App and web page records
|---|

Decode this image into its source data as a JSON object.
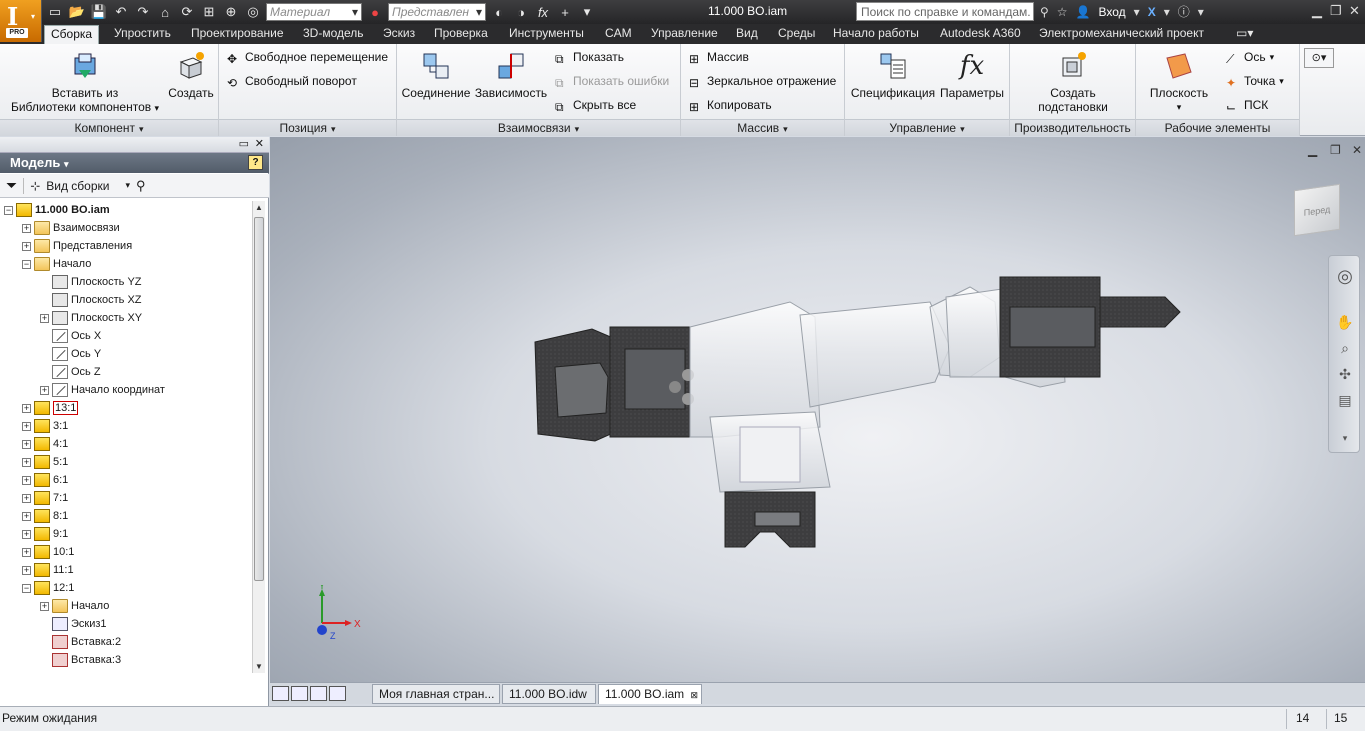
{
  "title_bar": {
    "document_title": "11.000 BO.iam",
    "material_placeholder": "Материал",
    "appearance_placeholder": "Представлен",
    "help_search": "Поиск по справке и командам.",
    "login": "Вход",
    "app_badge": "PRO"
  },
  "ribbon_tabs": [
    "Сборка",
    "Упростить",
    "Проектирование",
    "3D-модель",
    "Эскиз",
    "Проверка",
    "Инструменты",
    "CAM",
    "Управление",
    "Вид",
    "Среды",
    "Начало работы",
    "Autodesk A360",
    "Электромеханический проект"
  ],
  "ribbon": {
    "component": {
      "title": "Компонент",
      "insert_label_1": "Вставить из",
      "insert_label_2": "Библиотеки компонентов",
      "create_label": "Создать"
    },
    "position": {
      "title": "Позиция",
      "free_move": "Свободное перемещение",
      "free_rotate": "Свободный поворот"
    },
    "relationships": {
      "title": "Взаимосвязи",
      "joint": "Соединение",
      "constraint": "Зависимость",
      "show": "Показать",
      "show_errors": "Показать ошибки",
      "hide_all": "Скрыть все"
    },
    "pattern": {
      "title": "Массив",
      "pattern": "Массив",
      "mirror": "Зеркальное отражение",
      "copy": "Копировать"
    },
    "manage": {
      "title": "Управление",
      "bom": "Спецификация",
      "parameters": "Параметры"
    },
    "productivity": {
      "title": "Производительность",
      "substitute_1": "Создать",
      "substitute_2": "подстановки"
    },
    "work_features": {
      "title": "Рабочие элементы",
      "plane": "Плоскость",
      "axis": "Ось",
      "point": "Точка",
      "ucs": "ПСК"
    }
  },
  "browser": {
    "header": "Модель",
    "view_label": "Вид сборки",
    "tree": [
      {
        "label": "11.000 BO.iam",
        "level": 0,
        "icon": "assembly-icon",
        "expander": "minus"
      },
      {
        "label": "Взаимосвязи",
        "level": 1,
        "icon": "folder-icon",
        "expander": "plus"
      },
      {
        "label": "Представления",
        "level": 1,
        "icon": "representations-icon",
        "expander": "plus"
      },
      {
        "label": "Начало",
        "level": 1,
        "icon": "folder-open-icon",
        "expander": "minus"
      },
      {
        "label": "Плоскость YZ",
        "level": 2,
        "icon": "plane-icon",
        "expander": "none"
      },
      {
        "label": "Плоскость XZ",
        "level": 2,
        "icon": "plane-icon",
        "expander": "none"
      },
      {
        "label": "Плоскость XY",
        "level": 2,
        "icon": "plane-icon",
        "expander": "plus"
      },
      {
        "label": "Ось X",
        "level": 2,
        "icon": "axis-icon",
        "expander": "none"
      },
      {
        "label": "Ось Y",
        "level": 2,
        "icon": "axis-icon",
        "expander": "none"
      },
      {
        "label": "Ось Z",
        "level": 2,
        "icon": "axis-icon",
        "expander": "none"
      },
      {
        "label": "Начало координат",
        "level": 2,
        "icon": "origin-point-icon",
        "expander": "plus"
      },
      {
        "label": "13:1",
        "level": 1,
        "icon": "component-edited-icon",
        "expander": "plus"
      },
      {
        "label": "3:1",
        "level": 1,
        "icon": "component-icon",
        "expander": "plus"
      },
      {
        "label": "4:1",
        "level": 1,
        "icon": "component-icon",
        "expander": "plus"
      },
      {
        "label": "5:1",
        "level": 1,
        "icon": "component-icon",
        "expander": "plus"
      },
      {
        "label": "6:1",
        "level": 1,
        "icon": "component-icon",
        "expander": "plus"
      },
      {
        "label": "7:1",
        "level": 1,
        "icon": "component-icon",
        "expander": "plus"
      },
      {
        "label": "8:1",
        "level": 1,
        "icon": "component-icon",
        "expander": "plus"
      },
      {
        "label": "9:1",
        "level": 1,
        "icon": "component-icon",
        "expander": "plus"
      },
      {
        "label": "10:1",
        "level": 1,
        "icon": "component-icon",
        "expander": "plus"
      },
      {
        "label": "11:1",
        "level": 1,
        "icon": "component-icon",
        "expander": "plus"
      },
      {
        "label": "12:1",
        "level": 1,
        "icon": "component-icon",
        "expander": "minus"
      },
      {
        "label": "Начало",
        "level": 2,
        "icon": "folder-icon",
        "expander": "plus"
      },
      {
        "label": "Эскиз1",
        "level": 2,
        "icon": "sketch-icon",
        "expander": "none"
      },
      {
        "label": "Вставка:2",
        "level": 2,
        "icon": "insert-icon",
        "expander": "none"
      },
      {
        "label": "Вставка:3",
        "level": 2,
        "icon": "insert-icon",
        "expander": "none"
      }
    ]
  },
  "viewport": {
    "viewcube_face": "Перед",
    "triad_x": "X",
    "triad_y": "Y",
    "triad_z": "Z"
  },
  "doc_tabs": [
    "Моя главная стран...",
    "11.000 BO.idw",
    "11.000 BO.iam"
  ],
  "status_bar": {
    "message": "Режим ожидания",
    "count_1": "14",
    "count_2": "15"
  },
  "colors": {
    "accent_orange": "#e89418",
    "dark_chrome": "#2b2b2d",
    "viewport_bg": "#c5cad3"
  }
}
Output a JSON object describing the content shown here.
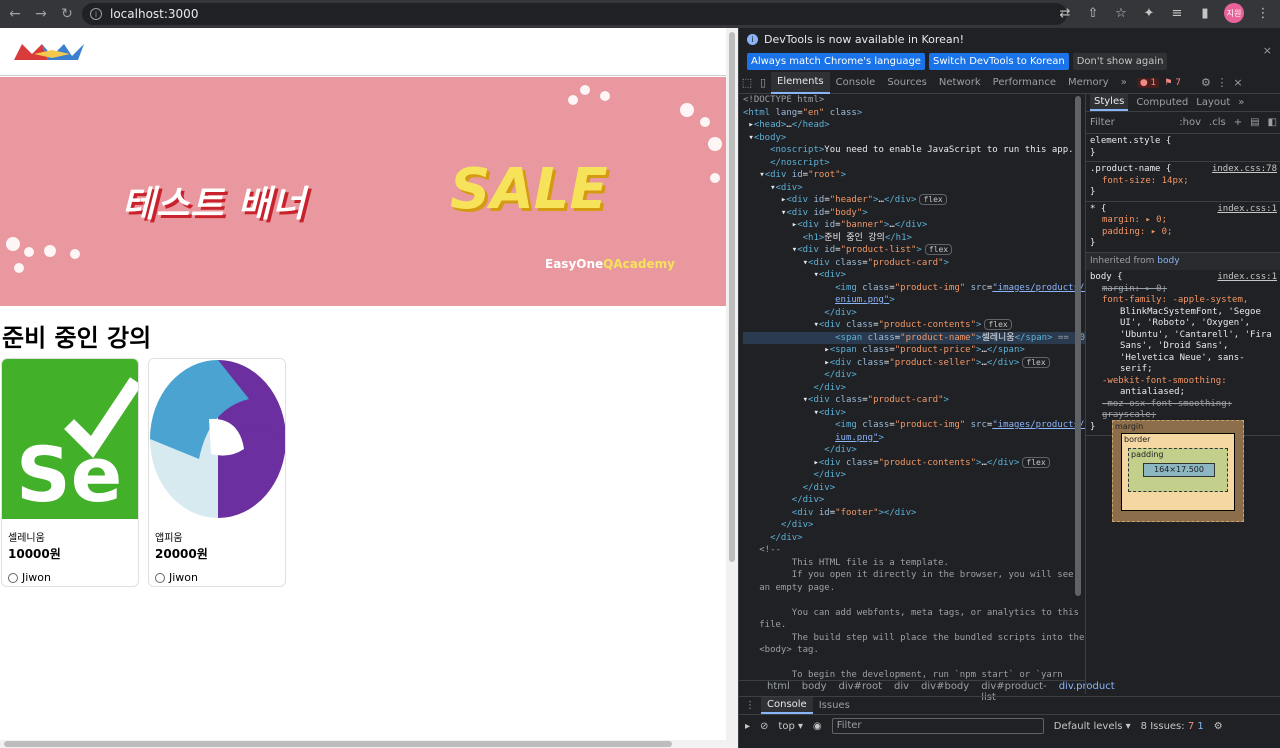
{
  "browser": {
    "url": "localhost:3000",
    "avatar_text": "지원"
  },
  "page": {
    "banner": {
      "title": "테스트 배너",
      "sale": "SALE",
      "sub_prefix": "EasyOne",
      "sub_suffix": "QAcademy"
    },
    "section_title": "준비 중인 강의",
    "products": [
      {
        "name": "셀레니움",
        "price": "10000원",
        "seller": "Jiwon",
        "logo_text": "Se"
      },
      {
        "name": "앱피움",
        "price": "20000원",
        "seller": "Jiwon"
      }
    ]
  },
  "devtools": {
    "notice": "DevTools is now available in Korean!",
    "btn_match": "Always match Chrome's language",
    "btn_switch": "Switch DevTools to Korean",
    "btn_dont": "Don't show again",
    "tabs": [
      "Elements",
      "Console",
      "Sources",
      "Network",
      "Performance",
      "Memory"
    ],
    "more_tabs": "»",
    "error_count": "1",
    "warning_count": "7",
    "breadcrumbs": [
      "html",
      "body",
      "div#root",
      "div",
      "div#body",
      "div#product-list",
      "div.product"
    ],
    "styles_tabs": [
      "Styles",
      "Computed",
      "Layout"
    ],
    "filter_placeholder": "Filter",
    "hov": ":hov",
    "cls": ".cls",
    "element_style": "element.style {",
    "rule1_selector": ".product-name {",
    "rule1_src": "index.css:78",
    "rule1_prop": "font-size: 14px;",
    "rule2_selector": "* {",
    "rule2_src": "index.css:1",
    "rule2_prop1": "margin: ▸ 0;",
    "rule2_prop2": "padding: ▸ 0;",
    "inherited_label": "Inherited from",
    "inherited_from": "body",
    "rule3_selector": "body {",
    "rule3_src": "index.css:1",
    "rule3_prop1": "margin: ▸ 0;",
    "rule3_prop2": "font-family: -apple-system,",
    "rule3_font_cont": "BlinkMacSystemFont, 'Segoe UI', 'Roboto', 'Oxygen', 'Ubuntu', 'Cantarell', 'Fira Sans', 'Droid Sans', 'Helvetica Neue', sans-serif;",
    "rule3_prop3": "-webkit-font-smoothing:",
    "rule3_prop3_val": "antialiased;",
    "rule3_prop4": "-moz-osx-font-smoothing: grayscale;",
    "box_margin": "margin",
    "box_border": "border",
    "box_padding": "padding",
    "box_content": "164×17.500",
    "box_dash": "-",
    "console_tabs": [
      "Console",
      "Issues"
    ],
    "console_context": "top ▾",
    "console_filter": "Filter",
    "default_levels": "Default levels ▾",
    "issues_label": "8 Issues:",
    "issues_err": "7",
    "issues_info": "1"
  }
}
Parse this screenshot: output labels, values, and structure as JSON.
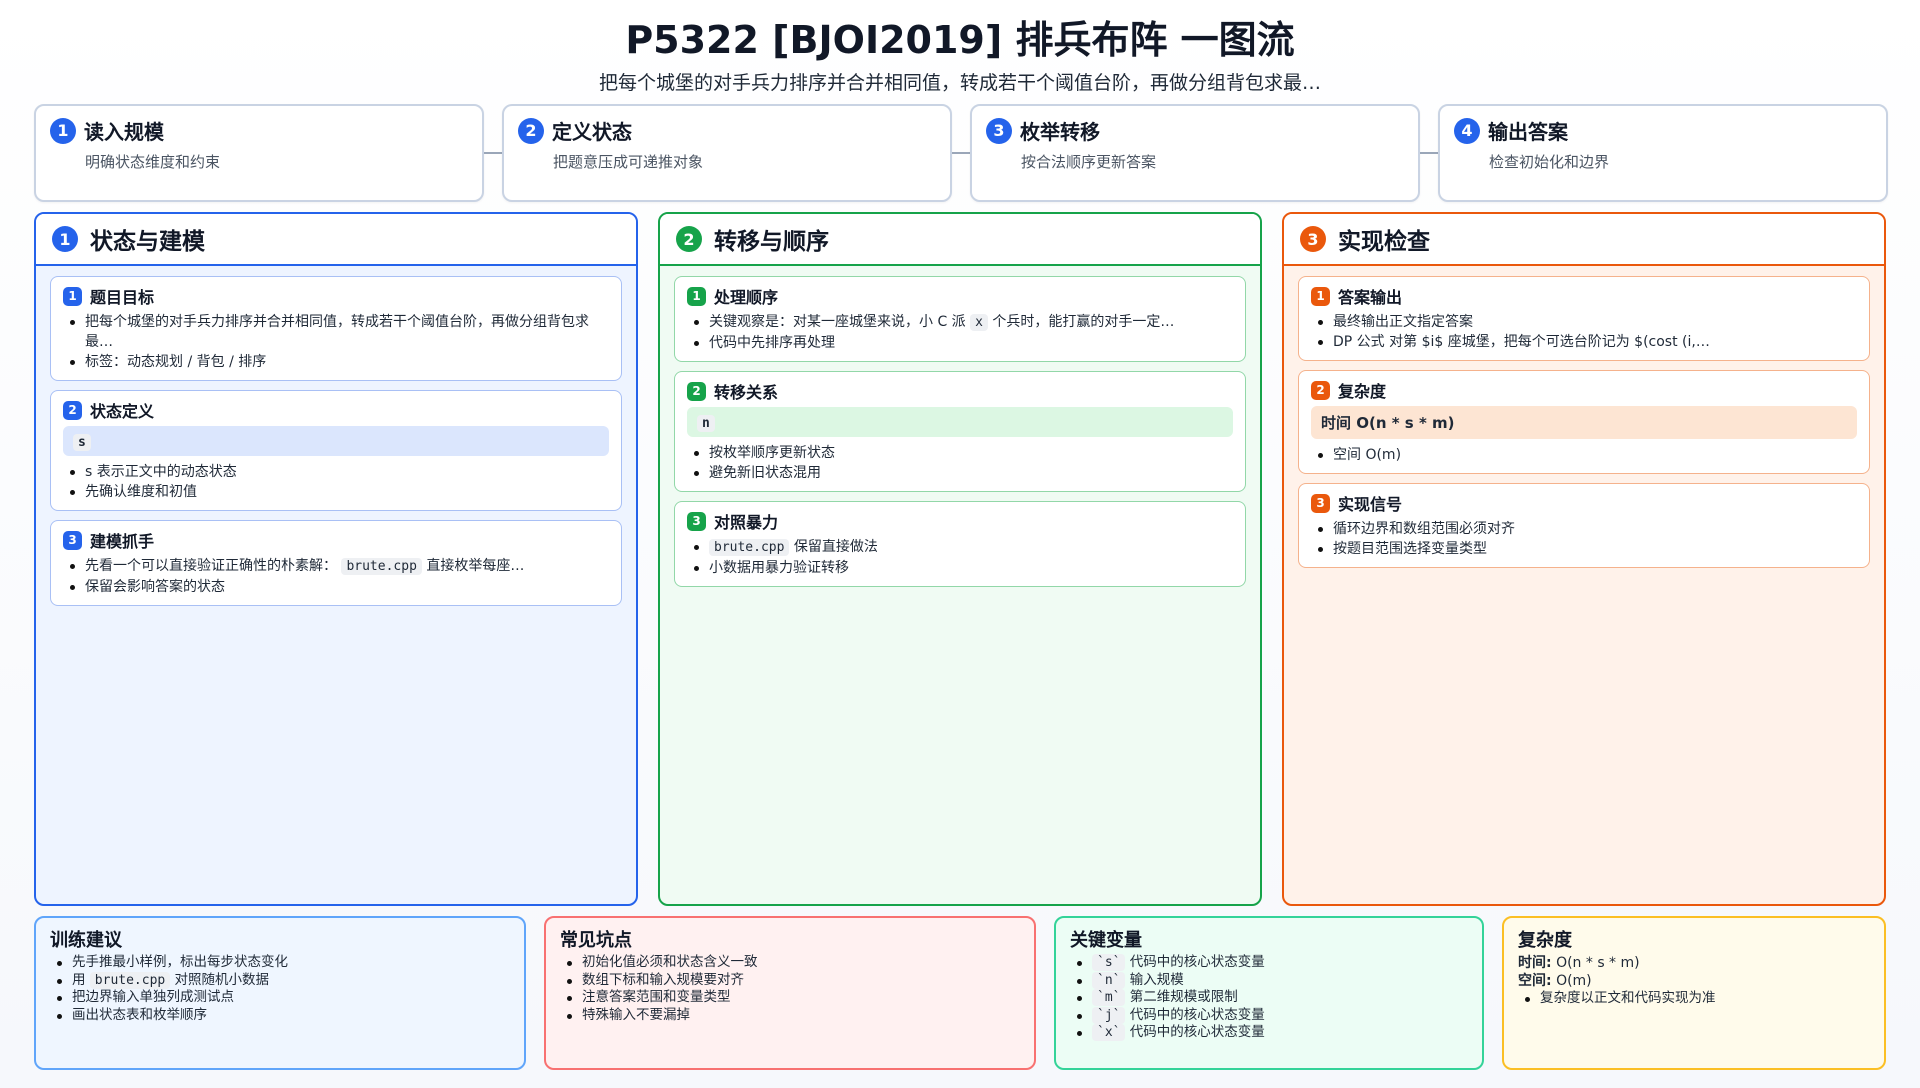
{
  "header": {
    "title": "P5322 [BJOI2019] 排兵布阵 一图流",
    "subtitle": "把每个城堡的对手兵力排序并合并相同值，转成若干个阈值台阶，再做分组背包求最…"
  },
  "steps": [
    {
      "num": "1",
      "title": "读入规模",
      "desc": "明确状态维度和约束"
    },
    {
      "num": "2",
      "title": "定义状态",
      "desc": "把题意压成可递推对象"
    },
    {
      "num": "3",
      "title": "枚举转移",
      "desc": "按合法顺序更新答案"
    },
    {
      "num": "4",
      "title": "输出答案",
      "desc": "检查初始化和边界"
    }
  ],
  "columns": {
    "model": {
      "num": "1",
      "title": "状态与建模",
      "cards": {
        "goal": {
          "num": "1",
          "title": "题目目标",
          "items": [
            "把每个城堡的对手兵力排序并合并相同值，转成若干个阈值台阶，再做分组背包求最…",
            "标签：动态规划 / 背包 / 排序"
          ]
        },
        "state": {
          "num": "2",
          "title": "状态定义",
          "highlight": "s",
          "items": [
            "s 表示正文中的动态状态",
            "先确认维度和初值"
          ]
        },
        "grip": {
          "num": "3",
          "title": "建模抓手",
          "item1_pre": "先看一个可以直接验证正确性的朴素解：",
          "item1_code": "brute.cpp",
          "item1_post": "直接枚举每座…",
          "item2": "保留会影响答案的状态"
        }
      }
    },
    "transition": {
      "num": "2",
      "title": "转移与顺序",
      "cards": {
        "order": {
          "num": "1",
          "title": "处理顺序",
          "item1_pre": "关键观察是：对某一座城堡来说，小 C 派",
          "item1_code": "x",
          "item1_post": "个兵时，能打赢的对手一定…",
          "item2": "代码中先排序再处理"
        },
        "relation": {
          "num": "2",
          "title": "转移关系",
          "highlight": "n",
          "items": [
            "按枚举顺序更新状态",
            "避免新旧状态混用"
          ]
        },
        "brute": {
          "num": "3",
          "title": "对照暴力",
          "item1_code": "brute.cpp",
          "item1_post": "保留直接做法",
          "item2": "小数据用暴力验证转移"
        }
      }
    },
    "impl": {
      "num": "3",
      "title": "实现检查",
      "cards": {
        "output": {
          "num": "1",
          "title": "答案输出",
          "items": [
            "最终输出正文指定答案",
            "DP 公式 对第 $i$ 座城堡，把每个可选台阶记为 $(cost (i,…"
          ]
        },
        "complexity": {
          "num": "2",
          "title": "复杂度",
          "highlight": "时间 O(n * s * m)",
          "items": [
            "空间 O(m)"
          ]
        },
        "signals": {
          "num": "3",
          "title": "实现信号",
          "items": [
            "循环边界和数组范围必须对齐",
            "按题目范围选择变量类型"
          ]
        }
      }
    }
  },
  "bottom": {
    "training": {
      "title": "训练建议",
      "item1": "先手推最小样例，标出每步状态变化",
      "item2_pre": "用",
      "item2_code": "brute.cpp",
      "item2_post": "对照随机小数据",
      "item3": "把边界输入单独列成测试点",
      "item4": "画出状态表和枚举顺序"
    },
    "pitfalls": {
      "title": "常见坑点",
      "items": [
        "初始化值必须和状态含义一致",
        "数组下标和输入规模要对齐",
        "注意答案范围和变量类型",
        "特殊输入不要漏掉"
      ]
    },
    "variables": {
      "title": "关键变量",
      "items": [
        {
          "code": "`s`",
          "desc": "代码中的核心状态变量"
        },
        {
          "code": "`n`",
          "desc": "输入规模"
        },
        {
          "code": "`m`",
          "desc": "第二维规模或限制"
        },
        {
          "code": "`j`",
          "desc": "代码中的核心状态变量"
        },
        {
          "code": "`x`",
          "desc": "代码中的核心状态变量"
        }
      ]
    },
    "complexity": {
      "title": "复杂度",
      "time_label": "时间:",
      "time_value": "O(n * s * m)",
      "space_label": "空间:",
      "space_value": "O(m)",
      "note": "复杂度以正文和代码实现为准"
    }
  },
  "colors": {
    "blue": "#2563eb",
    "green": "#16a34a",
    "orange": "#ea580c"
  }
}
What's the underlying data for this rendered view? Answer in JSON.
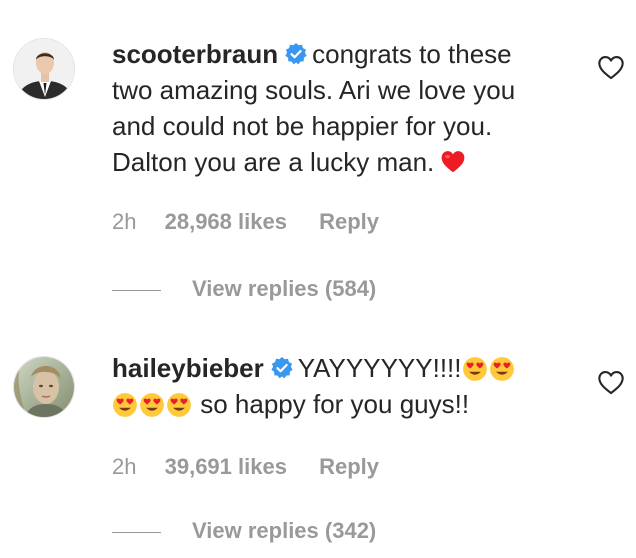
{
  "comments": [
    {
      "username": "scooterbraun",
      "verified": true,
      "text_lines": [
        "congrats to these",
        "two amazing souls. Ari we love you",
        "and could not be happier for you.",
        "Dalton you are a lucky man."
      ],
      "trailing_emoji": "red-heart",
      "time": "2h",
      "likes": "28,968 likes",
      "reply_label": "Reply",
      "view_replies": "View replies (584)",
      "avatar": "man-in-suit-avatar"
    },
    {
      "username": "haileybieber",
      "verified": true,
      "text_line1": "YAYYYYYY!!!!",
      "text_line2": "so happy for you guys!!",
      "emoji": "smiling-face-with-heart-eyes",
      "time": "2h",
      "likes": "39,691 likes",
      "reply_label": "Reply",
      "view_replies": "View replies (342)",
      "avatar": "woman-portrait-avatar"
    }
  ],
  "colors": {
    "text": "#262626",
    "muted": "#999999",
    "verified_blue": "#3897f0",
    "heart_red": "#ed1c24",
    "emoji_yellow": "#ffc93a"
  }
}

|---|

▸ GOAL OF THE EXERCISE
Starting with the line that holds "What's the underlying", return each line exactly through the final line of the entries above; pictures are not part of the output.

▸ YOUR SOLUTION
What's the underlying data for this rendered view? Answer in JSON.
{
  "comments": [
    {
      "username": "scooterbraun",
      "verified": true,
      "text_lines": [
        "congrats to these",
        "two amazing souls. Ari we love you",
        "and could not be happier for you.",
        "Dalton you are a lucky man."
      ],
      "trailing_emoji": "red-heart",
      "time": "2h",
      "likes": "28,968 likes",
      "reply_label": "Reply",
      "view_replies": "View replies (584)",
      "avatar": "man-in-suit-avatar"
    },
    {
      "username": "haileybieber",
      "verified": true,
      "text_line1": "YAYYYYYY!!!!",
      "text_line2": "so happy for you guys!!",
      "emoji": "smiling-face-with-heart-eyes",
      "time": "2h",
      "likes": "39,691 likes",
      "reply_label": "Reply",
      "view_replies": "View replies (342)",
      "avatar": "woman-portrait-avatar"
    }
  ],
  "colors": {
    "text": "#262626",
    "muted": "#999999",
    "verified_blue": "#3897f0",
    "heart_red": "#ed1c24",
    "emoji_yellow": "#ffc93a"
  }
}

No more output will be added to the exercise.